In vitro studies

Gene mutations in bacteria

Monoethanolamine gave negative results in Salmonella typhimurium TA98, TA100, TA1535, TA1537 and TA1538 strains, and Escherichia coli (WP2 tyr-) strains both in the presence and the absence of metabolic activation at concentration levels up to 2000 µg/plate (Dean et al., 1985a). Concentrations >= 2000 µg/plate of the test substance were cytotoxic.

Chromosome aberrations in mammalian cells The ability of monoethanolamine to induce chromosome aberrations in mammalian cells in vitro was studied in rat hepatocytes, in the absence of metabolic activations, at concentration levels 100 - 400 µg/mL (Dean et al., 1985b). Monoethanolamine gave negative results in the study. No information on cytotoxicity was reported. Gene mutations in mammalian cells

The ability of monoethanolamine to induce gene mutations in mammalian cells was studied in the mouse lymphoma assay, performed according to OECD Guideline 476 and under GLP (Dow, 1999). In this study, the concentrations of 38.1, 76.3, 152.5, 305 and 610 µg/mL were used, both with and without metabolic activation, with the highest concentration representing the limit dose of 10mM. No cytotoxicity was observed. Monoethanolamine did not induce an increase in the mutation frequency both with and without metabolic activation at any concentration level.

In vivo studies

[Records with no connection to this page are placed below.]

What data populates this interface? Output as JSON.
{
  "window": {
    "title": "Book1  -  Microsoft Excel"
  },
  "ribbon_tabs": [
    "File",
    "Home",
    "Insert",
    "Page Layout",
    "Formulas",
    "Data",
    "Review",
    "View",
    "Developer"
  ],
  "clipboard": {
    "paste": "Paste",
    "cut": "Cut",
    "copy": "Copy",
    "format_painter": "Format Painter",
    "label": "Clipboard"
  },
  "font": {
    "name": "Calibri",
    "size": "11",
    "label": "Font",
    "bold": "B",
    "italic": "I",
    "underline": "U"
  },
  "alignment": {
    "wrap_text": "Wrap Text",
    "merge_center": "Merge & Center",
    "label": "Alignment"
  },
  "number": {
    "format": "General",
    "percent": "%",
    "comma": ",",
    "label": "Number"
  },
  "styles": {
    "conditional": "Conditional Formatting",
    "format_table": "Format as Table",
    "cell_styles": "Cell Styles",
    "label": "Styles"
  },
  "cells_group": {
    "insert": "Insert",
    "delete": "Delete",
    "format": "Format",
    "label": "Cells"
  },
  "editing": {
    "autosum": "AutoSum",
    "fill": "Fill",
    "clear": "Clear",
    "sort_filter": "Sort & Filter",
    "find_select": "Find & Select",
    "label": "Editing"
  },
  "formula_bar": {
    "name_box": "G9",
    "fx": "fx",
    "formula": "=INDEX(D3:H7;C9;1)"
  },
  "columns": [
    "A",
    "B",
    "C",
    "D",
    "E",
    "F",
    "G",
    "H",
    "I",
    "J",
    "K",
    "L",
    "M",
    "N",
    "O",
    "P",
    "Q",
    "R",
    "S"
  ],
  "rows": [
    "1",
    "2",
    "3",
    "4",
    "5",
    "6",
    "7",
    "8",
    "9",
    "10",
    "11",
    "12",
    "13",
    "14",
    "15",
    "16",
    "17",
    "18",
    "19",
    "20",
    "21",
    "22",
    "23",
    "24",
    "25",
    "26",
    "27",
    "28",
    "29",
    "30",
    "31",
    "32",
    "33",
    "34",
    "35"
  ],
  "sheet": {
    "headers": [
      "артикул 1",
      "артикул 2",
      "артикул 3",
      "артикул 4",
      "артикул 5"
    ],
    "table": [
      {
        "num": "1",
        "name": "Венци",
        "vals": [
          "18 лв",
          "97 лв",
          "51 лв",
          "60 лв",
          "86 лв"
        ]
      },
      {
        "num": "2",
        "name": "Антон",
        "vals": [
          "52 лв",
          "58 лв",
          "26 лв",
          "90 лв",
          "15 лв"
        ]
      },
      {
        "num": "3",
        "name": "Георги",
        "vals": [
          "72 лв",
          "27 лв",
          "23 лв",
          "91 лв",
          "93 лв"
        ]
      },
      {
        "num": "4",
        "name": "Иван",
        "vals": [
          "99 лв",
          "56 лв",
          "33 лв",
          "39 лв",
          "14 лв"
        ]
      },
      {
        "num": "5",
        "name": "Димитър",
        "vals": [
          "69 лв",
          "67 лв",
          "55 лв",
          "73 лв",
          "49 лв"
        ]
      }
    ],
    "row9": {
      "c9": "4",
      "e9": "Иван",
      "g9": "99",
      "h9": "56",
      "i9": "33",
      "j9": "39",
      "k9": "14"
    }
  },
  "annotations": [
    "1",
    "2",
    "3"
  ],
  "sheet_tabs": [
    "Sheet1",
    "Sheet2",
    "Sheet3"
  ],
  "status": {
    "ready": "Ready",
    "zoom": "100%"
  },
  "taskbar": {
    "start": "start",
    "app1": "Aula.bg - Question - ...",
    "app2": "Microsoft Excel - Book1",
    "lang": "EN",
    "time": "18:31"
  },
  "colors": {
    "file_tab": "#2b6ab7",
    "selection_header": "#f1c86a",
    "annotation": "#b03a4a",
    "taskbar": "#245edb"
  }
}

One micronucleus test with mice, performed according to OECD Guideline 474 and under GLP, was available for assessment (BASF AG, 1995). Monoethanolamine was administered orally at a single dose of375, 750 or 1500 mg/kg bw to groups of 5 male and female mice. Animals were sacrificed 24 or 48 h post-dosing and bone marrow slides were prepared.Signs of toxicity were observed in the mid and high dose level groups. There were no biologically relevant, significant differences in the frequency of erythrocytes containing micronuclei either between the solvent control and the 3 dose groups or between the two sacrifice intervals. Based on the results of the study, it was concluded that monoethanolamine gave negative results in the study.

tion, with the highest concentration representing the limit dose of 10mM. No cytotoxicity was observed. Monoethanolamine did not induce an increase in the mutation frequency both with and without metabolic activation at any concentration level.

Short description of key information:
Based on the negative results of in vitro and in vivo studies with the read-across candidate monoethanolamine, monoethanolamine oleate is considered to be not genotoxic.

Endpoint Conclusion: No adverse effect observed (negative)

Justification for classification or non-classification

Based on the negative results of in vitro and in vivo studies with a read-across candidate monoethanolamine, classification of monoethanolamine oleate for genotoxicity is not warranted in accordance with EU Directive 67/548 and EU Classification, Labeling and Packaging of Substances and Mixtures (CLP) Regulation (EC) No. 1272/2008.